___ AVAILABLE DATA ___

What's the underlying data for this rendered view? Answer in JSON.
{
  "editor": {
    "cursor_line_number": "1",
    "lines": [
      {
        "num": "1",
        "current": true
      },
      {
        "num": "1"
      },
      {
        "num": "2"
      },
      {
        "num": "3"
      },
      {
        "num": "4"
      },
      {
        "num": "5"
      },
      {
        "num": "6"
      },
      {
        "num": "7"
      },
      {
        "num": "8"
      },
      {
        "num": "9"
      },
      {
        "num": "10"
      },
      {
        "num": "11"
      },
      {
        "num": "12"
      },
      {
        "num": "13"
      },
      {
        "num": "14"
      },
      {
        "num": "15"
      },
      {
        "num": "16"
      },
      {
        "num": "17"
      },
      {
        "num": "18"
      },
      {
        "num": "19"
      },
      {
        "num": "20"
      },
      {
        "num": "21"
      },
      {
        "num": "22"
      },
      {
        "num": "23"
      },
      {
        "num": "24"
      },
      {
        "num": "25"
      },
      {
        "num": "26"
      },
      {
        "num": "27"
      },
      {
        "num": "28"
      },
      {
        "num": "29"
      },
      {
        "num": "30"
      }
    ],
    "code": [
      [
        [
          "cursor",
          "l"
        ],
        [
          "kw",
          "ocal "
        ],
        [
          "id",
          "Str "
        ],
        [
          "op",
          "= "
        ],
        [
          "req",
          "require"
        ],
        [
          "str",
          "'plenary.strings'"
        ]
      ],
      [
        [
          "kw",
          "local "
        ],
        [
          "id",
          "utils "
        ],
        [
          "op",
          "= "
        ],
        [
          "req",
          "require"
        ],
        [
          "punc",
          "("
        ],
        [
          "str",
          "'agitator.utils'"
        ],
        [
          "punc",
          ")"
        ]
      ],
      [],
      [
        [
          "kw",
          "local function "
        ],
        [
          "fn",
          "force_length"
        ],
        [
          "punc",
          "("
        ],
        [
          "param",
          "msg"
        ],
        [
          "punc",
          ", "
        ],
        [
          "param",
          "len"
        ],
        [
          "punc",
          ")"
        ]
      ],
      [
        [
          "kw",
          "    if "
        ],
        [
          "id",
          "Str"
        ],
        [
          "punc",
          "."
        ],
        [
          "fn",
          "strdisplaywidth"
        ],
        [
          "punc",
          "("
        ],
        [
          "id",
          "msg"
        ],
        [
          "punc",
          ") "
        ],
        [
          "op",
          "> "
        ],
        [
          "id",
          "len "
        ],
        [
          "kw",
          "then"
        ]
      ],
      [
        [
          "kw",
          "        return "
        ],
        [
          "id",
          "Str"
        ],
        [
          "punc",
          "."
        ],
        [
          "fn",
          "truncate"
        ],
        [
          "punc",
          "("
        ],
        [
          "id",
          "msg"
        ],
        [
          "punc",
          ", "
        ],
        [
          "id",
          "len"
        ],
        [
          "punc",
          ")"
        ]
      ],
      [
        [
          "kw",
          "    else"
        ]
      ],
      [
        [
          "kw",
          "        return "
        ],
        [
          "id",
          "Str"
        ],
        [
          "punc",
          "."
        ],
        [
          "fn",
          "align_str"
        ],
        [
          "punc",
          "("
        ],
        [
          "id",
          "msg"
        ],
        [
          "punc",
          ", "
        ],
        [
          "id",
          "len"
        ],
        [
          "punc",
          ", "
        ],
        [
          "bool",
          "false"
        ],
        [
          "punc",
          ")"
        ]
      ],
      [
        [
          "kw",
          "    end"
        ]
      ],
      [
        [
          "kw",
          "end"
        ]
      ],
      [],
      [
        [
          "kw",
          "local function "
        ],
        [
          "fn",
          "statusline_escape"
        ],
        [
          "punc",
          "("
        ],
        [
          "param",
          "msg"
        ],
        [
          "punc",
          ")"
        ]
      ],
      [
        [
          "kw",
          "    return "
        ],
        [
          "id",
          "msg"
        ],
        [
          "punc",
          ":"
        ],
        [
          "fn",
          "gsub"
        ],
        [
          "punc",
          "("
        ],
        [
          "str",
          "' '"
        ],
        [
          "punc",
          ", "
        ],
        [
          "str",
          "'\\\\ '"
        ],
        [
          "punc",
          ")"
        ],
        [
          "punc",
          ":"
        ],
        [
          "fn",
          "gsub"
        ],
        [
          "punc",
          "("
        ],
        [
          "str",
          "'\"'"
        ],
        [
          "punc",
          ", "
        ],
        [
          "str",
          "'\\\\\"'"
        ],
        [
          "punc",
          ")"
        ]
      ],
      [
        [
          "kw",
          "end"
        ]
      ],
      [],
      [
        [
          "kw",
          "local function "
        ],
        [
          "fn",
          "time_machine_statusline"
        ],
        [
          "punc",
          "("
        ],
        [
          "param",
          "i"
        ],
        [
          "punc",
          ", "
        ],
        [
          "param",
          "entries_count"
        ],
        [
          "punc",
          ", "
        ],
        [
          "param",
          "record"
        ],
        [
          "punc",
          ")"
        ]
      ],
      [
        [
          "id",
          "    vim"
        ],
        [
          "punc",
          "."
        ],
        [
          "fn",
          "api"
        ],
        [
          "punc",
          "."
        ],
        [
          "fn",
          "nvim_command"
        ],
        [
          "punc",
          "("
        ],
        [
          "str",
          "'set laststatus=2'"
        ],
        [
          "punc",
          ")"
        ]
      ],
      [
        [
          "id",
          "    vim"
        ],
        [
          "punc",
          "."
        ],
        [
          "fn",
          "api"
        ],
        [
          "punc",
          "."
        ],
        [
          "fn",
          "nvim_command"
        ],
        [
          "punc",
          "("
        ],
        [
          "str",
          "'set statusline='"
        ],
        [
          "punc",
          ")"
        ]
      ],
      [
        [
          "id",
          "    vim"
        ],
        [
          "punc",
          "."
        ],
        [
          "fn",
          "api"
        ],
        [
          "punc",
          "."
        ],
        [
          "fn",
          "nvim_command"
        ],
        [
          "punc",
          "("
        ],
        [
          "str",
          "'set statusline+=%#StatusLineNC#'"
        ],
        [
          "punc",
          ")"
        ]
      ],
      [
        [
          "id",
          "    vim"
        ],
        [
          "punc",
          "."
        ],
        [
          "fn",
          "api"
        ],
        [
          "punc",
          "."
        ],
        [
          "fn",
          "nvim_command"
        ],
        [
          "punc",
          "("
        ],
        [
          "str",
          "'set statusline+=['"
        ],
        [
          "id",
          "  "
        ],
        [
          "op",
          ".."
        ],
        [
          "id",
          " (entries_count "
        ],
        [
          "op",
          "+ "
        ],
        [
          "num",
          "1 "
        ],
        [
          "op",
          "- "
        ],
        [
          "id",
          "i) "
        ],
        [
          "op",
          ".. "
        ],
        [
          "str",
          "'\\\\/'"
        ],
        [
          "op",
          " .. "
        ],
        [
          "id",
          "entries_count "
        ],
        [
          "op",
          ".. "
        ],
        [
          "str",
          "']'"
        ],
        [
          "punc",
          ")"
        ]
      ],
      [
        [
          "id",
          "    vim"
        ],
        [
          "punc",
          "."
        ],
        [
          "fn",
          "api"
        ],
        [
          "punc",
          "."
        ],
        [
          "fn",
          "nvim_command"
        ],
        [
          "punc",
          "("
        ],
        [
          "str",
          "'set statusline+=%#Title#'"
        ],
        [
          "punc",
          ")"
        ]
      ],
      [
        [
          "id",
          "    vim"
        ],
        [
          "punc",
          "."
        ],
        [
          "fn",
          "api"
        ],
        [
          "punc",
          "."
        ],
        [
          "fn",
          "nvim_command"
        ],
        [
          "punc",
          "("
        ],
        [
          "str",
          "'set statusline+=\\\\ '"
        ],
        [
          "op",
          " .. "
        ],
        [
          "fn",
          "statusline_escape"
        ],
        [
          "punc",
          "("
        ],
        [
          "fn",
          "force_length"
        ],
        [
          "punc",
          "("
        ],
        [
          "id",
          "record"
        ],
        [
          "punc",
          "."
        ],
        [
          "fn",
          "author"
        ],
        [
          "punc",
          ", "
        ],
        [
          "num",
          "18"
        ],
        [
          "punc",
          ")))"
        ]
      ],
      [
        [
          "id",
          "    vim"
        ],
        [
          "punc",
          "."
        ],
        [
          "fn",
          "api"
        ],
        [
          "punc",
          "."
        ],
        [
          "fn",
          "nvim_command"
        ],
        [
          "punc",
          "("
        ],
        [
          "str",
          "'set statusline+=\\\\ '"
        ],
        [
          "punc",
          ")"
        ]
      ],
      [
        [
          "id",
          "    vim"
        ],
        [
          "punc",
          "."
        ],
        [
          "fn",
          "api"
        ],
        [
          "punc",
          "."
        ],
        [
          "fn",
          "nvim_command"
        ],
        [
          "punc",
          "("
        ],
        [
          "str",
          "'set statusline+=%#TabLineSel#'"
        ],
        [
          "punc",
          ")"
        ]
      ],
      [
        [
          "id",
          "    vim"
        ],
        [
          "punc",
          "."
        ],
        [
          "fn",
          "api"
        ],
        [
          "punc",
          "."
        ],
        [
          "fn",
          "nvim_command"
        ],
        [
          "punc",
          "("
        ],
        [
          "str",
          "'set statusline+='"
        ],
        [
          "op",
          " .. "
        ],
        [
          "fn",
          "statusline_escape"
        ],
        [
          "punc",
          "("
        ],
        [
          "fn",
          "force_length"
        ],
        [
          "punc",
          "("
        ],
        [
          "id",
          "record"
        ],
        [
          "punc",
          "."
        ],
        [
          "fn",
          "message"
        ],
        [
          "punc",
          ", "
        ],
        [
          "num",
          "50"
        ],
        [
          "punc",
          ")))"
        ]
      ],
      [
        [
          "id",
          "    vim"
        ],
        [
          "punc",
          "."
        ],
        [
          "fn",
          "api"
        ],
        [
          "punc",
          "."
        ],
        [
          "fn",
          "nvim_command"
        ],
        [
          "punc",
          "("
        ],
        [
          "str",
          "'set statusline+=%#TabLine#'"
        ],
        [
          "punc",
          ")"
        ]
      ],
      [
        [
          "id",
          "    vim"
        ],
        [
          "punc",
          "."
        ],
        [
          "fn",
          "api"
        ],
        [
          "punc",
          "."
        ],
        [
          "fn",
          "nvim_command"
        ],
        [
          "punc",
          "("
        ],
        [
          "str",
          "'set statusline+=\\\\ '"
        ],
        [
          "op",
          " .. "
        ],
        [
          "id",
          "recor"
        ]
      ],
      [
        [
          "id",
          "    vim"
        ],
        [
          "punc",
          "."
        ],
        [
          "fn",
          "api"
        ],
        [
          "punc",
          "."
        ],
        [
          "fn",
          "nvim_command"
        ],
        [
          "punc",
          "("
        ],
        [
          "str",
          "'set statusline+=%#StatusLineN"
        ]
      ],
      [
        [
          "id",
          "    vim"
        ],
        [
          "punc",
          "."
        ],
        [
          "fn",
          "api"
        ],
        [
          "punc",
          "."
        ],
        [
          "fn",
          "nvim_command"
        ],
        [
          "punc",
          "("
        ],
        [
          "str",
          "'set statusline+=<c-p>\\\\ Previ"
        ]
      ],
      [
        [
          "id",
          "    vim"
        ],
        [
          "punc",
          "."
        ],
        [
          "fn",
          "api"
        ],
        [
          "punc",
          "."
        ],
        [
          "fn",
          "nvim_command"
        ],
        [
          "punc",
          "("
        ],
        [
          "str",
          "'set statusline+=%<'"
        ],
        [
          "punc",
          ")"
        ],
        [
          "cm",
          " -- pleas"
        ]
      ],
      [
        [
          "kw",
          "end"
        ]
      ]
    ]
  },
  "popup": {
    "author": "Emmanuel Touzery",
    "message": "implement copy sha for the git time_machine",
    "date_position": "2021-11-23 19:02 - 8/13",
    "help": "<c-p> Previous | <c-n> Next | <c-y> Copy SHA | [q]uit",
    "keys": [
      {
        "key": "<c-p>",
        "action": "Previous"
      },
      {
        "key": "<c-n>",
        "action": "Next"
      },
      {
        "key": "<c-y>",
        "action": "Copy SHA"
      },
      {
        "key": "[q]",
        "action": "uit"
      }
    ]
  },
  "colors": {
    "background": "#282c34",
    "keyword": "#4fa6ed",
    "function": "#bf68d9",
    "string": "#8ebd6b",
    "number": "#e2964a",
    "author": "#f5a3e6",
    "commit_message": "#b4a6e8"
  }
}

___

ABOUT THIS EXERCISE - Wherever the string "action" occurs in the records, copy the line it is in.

REPLY TO THE EXERCISE -
        "action": "Previous"
        "action": "Next"
        "action": "Copy SHA"
        "action": "uit"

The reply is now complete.